I don’t think the problem is people on reddit and 4Chan, there will always be misinformation, or someone looking to cause trouble. The onus is on the news companies to make sure they are following proper journalistic ethics, and on each individual to fact check and think for a second about what they are reading, before spreading it as Gospel.
I agree that news companies should make every effort to fact check but I think it’s missing the point. A lot of information is spread peer-to-peer, particularly through Twitter and Facebook, without news companies being involved.
To be fair, the OP said the onus was both on the news companies (not to be swayed by peer-to-peer dribble) and on all of us (to engage our brains before opening our Twitter feeds).
Is this the same article that included RT in this “alternative media” category of fake using a single reference from NATO of all sources? I think people are smarter than these “objective” academics give credit for
You’re right about that. It looks to me like the academics don’t even understand what they are studying. It’s amazing how people over the age of 30 or so just don’t get how this works even if they are tech savvy. The academics are in way over their heads.
The issue here is that despite spreading the occasion bits of fake news, these sites are exposing all the lies that mainstream media puts out there, and they are doing it at lightening speed. People still don’t get what is happening.
I take exception to your comment about “people over the age of 30 or so”. And I’d wager that the academics you’re criticizing – under the assumption that they are in that age group – are actually a bunch of grad students in their late 20s or perhaps early 30s. Furthermore, I think your assessment of which group of people “just don’t get how this works even if they are tech savvy” is quite the opposite; the younger folks are more likely than their elders to be the ones getting their news from Facebook, Twitter and the like.
I think the main issue is people having more trust in a random person on Twitter than they do in mainstream media sources. While there is nothing wrong with questioning mainstream media, at the very least you should question other sources to the same extent. Even if that other source is telling you they are “exposing” mainstream media, that does not give them any validity in itself.
Twitter trending is maintained through bias. It is a loophole in human psychology. We hear a statement said over and over we start believing it to be true (I want to put in a link, but last link was removed. Effectively they did experiments on this). The funny thing is that the statement doesn’t need to come from different sources. The same source repeats a statement over and over has the same effect as having multiple sources saying it once.

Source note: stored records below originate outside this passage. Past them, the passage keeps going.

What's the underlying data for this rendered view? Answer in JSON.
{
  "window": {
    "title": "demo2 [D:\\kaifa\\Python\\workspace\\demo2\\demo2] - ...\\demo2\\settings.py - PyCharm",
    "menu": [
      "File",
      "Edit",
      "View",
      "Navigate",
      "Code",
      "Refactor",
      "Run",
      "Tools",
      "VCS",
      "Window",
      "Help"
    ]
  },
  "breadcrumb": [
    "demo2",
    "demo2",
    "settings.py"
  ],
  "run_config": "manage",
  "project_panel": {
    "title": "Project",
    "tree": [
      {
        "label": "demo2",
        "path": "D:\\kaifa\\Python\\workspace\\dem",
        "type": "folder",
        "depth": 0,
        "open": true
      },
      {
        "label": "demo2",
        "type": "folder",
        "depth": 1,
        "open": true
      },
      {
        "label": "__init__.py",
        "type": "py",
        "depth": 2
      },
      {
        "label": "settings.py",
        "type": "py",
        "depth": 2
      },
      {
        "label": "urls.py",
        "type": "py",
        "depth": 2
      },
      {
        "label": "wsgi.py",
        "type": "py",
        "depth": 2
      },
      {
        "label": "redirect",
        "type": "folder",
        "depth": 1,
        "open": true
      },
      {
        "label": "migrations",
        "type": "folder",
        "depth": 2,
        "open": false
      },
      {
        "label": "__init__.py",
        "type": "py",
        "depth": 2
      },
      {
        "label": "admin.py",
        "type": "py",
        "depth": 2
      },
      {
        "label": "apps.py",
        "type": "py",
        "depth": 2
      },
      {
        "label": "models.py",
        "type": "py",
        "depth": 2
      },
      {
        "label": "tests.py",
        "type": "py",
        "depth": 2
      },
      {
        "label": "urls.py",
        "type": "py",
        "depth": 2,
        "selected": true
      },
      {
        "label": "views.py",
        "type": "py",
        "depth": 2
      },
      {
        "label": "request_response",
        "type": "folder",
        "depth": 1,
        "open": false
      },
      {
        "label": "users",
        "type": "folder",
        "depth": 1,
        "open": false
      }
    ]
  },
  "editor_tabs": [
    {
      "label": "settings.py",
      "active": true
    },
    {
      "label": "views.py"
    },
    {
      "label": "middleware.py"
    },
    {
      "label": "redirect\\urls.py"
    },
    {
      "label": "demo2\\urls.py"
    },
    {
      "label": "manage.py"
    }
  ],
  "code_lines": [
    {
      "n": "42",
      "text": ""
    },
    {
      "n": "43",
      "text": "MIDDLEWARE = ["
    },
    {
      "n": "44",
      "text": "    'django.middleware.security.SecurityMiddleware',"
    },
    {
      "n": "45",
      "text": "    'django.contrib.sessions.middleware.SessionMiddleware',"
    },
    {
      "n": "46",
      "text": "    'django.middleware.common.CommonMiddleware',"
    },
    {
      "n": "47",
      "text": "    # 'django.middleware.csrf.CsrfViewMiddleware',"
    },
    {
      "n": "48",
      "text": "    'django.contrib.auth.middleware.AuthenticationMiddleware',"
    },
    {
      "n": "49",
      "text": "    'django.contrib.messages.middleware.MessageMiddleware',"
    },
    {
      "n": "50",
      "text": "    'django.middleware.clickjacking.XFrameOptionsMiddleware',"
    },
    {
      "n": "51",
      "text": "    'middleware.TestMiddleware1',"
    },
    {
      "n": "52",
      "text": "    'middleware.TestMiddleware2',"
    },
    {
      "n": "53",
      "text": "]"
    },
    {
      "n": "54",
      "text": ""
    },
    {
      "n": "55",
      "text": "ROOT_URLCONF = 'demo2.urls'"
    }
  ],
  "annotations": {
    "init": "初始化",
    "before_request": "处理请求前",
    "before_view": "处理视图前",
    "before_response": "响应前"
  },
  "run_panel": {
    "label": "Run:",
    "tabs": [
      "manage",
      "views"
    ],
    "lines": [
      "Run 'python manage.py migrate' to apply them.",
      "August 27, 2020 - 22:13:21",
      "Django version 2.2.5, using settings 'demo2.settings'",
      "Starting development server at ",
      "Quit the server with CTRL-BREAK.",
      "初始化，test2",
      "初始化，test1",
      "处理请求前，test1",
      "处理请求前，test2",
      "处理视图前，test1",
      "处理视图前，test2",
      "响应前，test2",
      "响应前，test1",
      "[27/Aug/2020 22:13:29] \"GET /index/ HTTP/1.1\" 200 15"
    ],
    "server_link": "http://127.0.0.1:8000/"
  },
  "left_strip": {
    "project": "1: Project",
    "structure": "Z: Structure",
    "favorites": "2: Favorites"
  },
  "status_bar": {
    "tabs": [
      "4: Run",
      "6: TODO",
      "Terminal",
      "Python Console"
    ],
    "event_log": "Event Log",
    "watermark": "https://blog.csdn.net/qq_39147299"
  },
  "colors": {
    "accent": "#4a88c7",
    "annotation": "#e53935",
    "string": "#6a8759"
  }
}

Twitter is literally designed to exploit the part of the human psyche.
Never get your opinions from twitter.